■ EXERCISE DATA
|---|

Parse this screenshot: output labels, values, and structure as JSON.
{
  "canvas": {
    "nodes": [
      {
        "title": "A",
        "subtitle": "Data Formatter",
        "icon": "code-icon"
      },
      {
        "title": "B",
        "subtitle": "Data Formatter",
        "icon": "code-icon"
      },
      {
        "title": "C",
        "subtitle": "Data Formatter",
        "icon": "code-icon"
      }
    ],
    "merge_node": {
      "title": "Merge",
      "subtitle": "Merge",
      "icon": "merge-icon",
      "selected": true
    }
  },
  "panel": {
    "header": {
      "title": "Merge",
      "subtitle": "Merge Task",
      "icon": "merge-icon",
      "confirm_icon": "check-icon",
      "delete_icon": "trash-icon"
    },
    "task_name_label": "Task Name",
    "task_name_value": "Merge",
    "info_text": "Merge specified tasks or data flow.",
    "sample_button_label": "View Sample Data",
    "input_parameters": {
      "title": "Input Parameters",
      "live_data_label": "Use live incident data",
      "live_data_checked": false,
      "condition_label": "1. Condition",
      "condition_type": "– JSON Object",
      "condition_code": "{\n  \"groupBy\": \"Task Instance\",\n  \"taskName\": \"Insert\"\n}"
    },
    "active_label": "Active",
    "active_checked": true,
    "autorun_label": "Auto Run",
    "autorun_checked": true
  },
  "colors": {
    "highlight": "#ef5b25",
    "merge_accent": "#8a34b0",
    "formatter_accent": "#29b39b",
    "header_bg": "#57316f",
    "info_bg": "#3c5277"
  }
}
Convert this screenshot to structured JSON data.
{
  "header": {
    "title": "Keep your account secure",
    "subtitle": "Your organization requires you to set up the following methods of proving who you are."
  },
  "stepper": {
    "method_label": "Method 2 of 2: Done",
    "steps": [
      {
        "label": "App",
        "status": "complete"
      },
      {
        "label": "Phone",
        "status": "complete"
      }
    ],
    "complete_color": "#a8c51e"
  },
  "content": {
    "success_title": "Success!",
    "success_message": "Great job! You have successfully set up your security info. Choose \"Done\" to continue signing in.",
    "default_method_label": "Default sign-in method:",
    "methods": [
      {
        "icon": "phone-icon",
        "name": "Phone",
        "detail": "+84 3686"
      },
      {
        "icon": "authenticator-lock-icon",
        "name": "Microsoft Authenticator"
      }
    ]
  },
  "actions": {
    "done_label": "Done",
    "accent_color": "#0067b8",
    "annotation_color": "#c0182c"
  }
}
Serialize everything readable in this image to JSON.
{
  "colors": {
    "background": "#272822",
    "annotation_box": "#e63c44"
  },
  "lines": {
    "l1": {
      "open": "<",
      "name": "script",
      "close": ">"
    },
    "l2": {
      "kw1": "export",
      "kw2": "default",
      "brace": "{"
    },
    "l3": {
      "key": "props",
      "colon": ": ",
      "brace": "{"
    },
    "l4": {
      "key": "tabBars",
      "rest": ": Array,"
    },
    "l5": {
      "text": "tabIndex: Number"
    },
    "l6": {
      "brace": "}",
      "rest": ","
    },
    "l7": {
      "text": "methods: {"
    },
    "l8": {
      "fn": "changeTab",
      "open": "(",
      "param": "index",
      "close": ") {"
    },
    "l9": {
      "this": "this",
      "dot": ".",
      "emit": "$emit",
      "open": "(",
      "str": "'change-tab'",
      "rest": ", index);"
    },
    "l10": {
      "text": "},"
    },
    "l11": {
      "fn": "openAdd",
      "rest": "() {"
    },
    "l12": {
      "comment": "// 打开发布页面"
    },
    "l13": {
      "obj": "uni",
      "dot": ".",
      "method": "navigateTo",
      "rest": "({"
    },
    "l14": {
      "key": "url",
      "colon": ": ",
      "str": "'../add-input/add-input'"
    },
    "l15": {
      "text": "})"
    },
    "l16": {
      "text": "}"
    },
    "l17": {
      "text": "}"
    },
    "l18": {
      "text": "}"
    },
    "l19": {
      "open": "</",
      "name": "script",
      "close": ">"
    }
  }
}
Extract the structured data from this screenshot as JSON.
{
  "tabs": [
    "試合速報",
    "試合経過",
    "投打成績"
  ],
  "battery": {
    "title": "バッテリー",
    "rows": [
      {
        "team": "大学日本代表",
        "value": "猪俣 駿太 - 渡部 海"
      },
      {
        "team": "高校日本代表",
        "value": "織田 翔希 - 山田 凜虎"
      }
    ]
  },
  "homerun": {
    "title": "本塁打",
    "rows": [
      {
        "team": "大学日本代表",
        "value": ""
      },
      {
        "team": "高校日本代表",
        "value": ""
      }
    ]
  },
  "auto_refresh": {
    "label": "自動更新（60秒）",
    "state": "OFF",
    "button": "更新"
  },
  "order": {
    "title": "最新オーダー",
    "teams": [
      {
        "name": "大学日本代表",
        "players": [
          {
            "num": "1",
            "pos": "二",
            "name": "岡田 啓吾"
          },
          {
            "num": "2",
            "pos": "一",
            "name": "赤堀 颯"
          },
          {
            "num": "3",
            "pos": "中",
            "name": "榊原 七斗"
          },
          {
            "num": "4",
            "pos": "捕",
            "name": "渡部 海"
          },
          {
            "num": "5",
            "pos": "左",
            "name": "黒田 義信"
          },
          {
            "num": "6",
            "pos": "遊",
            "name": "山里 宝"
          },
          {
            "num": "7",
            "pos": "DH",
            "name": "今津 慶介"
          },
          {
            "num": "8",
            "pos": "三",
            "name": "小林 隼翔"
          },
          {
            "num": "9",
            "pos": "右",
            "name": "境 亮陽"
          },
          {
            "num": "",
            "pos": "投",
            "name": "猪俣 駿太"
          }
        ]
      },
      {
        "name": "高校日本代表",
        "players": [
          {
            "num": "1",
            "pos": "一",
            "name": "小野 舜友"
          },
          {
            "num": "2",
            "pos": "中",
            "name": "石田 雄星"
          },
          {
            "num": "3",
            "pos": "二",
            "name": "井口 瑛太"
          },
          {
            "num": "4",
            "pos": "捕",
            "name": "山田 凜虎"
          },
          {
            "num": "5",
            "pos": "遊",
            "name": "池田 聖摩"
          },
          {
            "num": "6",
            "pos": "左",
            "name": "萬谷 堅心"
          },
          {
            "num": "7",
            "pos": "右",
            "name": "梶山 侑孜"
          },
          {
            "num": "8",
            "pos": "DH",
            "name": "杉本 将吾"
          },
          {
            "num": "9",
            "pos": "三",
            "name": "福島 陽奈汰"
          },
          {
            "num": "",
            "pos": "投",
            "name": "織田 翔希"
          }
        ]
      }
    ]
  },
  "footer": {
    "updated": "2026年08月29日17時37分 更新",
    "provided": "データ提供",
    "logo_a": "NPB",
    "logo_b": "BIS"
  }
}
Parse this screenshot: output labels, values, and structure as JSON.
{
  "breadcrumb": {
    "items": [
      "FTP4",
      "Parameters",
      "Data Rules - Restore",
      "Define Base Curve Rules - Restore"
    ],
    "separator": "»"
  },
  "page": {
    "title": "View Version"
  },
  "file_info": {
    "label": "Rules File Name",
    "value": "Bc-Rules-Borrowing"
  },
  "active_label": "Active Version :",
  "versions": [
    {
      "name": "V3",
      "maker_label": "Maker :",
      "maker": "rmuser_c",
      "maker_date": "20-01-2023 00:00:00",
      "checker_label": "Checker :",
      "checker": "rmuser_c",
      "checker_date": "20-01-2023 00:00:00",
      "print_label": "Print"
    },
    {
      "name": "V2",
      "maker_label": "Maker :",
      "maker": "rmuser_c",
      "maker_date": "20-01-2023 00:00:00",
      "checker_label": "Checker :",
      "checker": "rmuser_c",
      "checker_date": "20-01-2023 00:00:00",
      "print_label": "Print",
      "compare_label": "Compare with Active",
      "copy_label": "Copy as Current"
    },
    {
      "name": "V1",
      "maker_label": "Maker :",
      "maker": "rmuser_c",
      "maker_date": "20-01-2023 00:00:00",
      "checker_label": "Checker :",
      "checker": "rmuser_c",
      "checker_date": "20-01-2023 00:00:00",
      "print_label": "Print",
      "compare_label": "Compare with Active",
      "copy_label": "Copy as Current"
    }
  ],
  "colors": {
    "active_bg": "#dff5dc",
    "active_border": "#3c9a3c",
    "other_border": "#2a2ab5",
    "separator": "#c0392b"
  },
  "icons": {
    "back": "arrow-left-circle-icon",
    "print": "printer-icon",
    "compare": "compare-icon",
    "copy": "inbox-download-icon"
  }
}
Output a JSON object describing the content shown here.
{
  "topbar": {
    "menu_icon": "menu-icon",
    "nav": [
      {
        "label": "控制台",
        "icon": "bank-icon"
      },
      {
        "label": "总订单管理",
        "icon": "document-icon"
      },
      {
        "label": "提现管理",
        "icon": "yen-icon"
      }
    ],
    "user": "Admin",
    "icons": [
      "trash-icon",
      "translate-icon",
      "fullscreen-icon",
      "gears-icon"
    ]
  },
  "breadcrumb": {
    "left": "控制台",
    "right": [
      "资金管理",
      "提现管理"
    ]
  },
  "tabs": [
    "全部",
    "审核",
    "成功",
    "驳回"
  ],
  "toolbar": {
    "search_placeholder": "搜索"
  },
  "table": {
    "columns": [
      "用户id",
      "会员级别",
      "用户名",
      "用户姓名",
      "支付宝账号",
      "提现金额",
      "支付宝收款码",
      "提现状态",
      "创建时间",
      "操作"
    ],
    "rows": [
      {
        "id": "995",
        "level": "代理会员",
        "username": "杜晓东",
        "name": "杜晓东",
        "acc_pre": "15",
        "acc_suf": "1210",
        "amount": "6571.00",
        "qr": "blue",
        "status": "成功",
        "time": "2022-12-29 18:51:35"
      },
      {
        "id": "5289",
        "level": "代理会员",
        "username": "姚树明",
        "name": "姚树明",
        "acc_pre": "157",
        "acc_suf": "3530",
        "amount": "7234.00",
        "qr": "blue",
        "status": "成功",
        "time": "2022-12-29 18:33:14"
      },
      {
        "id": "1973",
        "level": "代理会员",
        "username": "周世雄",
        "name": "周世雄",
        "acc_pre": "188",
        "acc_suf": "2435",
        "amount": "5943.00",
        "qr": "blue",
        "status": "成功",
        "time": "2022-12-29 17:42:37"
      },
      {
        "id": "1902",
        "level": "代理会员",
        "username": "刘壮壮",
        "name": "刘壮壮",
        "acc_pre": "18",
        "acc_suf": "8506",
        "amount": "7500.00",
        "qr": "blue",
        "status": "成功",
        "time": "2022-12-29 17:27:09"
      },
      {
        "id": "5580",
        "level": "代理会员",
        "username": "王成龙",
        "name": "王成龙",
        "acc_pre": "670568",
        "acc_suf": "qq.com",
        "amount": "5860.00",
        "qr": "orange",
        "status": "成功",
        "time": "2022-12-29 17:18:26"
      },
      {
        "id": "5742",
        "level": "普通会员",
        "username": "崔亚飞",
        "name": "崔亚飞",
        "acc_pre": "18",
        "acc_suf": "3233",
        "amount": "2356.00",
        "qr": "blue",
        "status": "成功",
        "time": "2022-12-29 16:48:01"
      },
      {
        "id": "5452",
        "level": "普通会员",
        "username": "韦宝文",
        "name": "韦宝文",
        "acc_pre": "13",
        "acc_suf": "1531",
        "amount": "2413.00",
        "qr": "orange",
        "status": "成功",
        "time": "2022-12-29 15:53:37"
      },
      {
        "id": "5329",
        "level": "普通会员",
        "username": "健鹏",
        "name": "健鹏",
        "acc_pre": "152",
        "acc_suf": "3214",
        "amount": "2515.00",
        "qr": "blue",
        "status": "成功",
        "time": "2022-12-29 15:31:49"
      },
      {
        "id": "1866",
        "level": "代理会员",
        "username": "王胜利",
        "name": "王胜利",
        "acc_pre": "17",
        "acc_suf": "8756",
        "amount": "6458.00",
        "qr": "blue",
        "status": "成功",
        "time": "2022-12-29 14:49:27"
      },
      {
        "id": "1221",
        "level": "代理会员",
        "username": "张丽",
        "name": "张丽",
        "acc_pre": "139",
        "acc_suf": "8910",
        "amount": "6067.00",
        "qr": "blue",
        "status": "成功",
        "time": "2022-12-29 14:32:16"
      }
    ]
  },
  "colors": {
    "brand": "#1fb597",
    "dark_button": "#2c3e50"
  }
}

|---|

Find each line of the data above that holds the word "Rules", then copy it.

      "Data Rules - Restore",
      "Define Base Curve Rules - Restore"
    "label": "Rules File Name",
    "value": "Bc-Rules-Borrowing"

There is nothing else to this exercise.